- _Task_
Go through the records below line by line. Count the lines with "cginc" and give the count alone.

[Start of Attachment]

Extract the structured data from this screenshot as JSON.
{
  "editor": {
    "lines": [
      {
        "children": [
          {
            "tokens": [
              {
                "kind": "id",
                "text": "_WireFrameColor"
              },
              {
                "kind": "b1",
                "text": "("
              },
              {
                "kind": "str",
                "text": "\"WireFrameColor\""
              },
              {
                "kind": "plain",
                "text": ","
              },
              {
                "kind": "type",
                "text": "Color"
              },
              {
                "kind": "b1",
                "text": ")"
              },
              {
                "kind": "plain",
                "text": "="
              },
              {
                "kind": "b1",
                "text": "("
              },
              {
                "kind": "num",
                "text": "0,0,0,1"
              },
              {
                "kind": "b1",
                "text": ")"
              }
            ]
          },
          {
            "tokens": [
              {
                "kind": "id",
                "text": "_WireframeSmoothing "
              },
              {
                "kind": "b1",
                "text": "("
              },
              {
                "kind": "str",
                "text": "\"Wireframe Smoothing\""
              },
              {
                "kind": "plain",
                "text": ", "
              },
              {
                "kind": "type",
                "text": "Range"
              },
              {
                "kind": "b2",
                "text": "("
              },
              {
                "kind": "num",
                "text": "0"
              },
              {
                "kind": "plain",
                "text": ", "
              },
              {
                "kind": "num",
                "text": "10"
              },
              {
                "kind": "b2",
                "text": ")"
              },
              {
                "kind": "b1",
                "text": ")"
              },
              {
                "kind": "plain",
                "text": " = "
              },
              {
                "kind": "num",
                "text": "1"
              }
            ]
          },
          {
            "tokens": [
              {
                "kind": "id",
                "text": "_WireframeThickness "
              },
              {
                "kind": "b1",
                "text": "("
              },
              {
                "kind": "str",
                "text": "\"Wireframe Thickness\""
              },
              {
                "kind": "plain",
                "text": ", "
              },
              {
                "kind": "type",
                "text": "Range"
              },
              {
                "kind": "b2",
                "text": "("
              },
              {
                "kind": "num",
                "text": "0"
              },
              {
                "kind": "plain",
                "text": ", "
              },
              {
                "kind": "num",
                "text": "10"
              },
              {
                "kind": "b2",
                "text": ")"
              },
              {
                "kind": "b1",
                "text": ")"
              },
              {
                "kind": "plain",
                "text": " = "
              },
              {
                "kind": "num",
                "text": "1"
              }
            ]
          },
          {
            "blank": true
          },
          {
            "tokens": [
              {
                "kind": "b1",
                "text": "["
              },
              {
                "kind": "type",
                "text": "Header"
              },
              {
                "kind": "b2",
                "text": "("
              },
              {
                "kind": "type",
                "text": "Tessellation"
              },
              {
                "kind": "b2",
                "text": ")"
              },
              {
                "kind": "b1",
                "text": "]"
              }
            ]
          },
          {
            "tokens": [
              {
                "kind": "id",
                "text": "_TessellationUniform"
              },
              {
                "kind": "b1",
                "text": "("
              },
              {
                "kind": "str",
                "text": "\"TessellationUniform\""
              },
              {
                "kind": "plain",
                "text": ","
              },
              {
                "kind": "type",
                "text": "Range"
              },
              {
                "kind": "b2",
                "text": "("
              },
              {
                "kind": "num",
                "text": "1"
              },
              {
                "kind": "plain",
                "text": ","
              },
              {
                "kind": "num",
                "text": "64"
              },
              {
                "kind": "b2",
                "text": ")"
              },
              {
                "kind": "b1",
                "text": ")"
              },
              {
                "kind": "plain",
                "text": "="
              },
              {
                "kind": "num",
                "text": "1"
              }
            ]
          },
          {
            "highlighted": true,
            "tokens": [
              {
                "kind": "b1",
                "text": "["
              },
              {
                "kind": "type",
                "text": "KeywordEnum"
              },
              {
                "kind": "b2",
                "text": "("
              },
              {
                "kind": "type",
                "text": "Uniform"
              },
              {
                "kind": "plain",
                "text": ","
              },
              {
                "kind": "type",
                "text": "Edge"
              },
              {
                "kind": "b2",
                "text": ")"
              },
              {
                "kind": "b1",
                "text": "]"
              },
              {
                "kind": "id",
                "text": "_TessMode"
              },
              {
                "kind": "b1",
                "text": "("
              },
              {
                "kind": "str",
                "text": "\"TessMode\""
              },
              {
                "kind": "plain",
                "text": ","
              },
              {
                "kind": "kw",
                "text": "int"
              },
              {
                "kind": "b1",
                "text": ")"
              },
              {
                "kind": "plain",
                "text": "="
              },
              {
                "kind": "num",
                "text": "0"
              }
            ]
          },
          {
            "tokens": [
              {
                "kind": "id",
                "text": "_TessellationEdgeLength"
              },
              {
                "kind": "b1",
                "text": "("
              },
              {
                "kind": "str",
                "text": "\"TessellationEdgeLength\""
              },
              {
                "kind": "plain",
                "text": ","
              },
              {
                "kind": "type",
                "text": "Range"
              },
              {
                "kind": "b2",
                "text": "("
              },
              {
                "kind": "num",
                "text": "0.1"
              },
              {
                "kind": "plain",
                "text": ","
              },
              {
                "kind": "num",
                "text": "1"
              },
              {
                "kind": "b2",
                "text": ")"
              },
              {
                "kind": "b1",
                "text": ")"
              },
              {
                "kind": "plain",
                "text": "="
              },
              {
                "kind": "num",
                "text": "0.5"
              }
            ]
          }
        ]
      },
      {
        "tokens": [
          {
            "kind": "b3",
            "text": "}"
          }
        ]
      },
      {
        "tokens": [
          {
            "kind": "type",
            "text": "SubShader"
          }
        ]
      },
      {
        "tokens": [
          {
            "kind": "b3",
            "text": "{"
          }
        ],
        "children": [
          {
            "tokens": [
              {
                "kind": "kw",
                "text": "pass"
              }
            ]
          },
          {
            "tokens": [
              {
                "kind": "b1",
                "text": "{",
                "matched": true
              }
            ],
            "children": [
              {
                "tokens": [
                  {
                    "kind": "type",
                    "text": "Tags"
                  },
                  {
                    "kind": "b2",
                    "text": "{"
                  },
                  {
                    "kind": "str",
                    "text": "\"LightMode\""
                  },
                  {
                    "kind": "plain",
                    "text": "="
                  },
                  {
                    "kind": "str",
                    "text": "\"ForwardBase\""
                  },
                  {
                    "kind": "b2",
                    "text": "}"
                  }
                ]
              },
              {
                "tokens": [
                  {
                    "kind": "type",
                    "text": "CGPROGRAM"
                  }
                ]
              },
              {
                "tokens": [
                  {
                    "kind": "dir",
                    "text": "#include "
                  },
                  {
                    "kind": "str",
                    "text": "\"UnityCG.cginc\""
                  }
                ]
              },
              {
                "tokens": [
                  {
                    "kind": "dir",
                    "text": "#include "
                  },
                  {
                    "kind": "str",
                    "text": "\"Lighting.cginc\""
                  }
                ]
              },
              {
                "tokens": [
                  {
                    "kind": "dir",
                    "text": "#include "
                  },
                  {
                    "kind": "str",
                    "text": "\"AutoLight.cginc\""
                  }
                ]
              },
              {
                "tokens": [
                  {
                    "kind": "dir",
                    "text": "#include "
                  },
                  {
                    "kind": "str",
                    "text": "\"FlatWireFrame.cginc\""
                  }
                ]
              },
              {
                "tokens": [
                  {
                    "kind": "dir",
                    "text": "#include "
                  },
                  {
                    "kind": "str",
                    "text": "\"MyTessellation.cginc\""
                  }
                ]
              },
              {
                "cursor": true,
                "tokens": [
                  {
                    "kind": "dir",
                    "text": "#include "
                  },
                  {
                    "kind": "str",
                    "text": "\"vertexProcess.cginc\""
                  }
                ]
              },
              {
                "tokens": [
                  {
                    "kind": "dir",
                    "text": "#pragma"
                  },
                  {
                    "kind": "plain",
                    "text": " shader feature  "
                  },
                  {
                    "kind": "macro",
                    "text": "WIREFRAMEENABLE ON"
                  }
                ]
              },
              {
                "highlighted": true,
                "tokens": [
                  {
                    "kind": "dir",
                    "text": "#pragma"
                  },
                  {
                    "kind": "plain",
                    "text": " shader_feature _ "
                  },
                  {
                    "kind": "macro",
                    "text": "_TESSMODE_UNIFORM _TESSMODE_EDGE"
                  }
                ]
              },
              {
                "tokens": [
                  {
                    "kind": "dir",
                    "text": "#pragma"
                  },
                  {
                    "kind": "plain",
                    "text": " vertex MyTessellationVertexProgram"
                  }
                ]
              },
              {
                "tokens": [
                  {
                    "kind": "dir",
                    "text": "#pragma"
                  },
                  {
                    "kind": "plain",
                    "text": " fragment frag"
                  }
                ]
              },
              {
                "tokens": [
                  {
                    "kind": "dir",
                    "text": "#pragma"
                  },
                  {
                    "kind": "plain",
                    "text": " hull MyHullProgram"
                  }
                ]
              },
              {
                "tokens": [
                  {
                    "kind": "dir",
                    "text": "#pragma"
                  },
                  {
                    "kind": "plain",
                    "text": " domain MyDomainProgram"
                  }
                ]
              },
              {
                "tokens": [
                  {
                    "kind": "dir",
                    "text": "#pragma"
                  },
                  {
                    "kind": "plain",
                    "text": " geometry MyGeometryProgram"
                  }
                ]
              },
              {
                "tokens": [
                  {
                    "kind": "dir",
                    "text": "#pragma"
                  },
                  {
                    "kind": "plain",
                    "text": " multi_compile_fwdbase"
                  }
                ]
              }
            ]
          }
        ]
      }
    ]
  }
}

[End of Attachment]

- _Solution to this problem_
6